This whole bit in Turkey and Greece, and the stuff I will do next week, are bits I tacked on to either end of the “core” part of the trip, checking a ton of things off my bucket list.
So at the hotel I was met by him, a fair number of friends and family from Colorado Springs and New Jersey, and a bunch of second cousins I had never seen or heard of before, all of them descendants of my grandfather’s older brothers and sisters. He was the youngest of eleven children, and had himself not had children until his mid thirties, so you can imagine those second cousins were mostly quite a bit older than I was.
Eight hours in airplanes, four hours making a connection. Compared to my time in Greece, this was actually a “down” day, not strenuous in the least. Alas, there also wasn’t anything worth taking a picture of. (I briefly considered a pic of all those maniacs driving on the wrong side of the road, however.)

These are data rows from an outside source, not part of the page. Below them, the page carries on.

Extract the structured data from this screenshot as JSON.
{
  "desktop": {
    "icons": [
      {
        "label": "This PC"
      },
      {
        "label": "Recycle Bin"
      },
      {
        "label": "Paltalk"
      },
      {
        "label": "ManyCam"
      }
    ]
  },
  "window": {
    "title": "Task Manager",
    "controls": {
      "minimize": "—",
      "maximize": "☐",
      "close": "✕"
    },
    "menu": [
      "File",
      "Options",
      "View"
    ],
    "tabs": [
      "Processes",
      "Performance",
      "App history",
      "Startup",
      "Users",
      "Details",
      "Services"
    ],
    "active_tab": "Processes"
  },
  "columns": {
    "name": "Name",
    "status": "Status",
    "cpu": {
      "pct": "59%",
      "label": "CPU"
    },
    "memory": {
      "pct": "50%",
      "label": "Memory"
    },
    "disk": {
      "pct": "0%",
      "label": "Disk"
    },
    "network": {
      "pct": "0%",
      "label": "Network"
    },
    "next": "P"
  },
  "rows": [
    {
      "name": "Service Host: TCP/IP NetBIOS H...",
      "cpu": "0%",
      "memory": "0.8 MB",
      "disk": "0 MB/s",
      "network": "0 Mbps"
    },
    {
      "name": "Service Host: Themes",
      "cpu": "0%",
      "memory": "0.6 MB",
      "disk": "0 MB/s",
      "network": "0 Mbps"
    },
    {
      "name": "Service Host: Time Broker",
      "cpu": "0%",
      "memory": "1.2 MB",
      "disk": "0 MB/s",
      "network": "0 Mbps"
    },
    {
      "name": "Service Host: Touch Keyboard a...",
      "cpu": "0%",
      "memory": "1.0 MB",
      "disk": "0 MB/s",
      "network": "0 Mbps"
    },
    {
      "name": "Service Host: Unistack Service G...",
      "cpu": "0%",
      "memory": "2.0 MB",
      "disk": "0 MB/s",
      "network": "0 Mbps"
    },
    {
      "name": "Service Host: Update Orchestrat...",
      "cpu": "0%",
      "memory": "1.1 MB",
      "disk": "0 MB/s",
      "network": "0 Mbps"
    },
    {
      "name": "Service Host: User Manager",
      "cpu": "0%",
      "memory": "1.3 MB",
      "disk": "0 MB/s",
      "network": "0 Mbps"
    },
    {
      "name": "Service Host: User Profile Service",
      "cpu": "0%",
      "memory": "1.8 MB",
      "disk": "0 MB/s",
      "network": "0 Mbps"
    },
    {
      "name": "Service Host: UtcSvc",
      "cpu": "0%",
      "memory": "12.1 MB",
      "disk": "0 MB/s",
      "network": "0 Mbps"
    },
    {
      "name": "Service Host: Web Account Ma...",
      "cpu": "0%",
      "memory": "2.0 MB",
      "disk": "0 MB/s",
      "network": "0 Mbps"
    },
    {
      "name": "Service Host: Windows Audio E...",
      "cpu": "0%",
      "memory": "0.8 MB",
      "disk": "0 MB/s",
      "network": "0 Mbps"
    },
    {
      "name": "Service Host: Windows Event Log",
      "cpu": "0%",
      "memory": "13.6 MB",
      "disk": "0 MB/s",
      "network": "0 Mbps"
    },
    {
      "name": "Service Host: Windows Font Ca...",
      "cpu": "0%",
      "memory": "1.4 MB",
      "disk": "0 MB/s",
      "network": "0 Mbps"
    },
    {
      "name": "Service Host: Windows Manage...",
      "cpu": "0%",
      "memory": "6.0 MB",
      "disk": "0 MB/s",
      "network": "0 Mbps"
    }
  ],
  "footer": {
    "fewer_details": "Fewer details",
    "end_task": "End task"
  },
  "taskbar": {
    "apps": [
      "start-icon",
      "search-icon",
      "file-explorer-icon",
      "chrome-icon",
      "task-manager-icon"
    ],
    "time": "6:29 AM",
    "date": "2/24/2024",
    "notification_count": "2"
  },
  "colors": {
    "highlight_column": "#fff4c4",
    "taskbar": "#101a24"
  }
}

And oh yes, this was Italy. The hotel had a restaurant and as it happened I was the last arrival, so everyone was starving, waiting for dinner. Except me, of course, still powered by fish and chips.
The hotel was fairly expensive, as I said, but in return, I got a bathroom that wasn’t an obvious retrofit into a building from the 1800s (or earlier) with a tiny, tiny shower I couldn’t turn around in (or have the curtain cling to me). Instead, this was a fancy bathroom.
But Sicily was if anything even hotter than Turkey and Greece had been, and this hotel was very modern. Meaning that you had to put your key card in the slot to get anything to work in your room, including the air conditioning. So instead of having the room get comfortably cool while I was eating the smallest item on the menu, it continued to swelter, because they only gave me one keycard. (It probably would have taken all night to truly cool off, either way.) I understand wanting to be energy efficient, but after dropping nearly a hundred euros a night on this place, I would think that the guest’s comfort would be included somewhere in the price.
Tomorrow will be the first day of actual tourism for the Sicilian part of the trip.